Martin Gurri, in his essay “Slouching Toward Post-Journalism,” says that our post-journalism media no longer presents reality to inform the public; its goal is to produce angry citizens who are harnessed to current ideological trends. Unfortunately, this happens across the political spectrum.
How do we know our political convictions are based in reality?
…How do we know that the providers of our information don’t have their own agenda, slant, or warped way of reading the world?
Both are very good questions. Reidl admits that when it comes to understanding government, we favor our trusted sources. He goes on to say that it is time consuming and complicated to verify their claims so many believe whatever we are told. His solution is skepticism which should drive us to compare news reports across the political spectrum.
However, this becomes tiresome for everyone and only works if there is a spectrum to compare.
Some say this ideological rebellion against God began in the late middle ages, some say it started with the Reformation, still others say it started in earnest with the French Revolution. Personally, I believe its origin to be in a garden many millennia ago. This is a worthy subject for another post.
…This new system of robbery in France, cannot be rendered safe by any art; that it must be destroyed, or that it will destroy all Europe; that to destroy that enemy, by some means or other, the force opposed to it should be made to bear some analogy and resemblance to the force and spirit which that system exerts; that war ought to be made against it in its vulnerable parts. These are my inferences. In one word, with this Republic nothing independent can co-exist.
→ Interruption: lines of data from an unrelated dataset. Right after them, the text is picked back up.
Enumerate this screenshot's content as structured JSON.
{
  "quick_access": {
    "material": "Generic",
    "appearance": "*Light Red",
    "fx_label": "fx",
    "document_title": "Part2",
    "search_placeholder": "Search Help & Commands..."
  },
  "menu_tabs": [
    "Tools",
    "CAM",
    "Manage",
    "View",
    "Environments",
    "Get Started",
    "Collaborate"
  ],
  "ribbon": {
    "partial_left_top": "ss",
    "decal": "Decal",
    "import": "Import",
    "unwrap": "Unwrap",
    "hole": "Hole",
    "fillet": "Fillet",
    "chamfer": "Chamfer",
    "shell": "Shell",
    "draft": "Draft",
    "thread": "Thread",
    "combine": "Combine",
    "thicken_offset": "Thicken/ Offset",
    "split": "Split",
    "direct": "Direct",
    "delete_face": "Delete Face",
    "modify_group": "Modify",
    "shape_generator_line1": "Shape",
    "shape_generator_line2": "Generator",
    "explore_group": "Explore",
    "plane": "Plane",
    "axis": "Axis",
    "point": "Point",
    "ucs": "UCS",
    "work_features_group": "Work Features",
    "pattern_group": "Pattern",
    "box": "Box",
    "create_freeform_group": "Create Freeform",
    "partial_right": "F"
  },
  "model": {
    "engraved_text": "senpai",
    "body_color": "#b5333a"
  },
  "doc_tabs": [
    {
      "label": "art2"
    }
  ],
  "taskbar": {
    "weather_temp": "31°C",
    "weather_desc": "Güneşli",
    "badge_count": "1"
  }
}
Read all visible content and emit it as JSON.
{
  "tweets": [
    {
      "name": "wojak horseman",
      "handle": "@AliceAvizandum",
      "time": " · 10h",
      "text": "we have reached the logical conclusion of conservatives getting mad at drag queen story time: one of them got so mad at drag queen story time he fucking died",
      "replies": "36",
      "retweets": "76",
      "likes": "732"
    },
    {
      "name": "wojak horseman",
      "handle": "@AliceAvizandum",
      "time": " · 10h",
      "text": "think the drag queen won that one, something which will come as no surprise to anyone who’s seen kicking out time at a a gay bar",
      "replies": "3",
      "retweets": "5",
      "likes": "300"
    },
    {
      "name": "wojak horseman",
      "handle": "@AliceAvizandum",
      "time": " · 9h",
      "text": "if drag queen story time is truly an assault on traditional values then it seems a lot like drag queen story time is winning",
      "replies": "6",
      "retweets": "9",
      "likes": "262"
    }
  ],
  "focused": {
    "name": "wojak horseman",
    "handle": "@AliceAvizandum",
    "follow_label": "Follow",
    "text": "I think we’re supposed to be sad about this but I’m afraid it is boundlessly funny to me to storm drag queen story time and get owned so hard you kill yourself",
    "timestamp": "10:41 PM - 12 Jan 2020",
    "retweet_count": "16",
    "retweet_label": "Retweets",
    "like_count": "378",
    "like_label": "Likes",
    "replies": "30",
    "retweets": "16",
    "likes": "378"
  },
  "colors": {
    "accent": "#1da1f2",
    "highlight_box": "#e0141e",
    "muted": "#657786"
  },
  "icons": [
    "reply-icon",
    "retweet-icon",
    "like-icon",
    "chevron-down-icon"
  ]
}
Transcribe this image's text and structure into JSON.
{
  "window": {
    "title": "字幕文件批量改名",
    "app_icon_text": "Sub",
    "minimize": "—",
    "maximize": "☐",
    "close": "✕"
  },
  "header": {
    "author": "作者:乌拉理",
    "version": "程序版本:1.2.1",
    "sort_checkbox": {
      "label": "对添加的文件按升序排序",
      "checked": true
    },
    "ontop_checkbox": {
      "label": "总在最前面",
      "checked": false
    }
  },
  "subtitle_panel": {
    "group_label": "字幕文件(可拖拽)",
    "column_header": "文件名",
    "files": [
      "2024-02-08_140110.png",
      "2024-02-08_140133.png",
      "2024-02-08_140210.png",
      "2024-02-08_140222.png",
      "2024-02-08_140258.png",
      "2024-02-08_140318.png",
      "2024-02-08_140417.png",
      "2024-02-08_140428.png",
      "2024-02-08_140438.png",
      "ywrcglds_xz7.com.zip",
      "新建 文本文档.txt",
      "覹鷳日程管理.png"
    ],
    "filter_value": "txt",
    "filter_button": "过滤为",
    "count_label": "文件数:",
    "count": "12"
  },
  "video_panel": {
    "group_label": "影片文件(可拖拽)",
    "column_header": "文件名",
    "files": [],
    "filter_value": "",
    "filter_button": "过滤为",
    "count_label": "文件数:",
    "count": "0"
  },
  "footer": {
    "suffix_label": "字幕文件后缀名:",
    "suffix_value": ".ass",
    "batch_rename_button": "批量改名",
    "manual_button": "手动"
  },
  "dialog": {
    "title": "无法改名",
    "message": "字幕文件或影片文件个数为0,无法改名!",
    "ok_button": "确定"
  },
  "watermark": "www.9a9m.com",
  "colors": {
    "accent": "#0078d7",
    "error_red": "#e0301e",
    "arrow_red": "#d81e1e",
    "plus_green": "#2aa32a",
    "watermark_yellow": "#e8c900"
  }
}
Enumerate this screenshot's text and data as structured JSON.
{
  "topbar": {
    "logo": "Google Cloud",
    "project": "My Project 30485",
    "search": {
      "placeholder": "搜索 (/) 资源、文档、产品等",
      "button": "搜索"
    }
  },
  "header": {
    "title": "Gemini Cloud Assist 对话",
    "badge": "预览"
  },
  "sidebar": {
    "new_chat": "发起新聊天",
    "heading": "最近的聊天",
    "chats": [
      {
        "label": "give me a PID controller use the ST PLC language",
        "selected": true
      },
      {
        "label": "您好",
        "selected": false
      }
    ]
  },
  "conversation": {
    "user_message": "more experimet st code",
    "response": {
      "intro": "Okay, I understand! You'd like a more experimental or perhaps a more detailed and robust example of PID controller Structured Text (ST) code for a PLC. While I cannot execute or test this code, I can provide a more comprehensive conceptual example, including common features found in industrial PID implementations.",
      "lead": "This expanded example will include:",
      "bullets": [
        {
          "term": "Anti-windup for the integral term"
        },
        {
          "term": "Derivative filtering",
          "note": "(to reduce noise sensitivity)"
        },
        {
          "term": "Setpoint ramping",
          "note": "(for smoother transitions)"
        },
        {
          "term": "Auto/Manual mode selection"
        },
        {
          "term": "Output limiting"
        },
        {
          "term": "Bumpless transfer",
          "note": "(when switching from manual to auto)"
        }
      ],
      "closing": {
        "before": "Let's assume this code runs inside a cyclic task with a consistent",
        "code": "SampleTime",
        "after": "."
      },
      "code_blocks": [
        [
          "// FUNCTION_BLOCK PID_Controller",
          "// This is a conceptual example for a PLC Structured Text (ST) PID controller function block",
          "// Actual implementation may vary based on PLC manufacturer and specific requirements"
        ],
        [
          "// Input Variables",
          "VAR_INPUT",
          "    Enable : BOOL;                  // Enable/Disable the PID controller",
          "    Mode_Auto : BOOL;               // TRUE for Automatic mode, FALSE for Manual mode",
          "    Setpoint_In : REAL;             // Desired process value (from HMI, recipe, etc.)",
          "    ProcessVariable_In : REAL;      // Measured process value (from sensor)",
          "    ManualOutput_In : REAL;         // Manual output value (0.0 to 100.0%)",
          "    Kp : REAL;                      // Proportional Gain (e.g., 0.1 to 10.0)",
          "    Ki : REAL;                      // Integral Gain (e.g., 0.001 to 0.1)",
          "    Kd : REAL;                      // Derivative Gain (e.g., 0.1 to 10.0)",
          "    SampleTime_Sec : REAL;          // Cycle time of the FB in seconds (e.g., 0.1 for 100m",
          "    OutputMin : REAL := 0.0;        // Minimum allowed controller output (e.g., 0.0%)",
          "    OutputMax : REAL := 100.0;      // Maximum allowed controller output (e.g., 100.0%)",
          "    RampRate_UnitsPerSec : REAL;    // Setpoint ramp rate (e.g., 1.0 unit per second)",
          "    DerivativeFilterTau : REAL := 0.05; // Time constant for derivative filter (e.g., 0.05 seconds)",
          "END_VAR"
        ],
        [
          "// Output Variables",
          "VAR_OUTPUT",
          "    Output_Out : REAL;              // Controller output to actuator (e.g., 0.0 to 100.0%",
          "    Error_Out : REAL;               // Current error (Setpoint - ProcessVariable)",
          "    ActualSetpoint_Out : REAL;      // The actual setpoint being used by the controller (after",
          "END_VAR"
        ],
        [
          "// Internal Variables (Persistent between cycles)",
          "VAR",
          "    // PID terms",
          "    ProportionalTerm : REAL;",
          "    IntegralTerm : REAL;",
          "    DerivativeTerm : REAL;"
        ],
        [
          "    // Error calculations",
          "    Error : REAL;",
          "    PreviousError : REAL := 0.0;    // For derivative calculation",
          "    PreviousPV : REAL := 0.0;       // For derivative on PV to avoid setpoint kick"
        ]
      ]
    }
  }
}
Prudential politics yields mutual benefits only among prudent politicians. Prudence must either war with or succumb to idolatrous politics. There is no compromise with idolatry. If prudent politics fails to defeat idolatry, to “rid the high places of their idols,” then the prudent must continue to choose the way of the Cross, which is both a defeat and, ironically, an ultimate victory (Is. 57: 1-2, 20-21).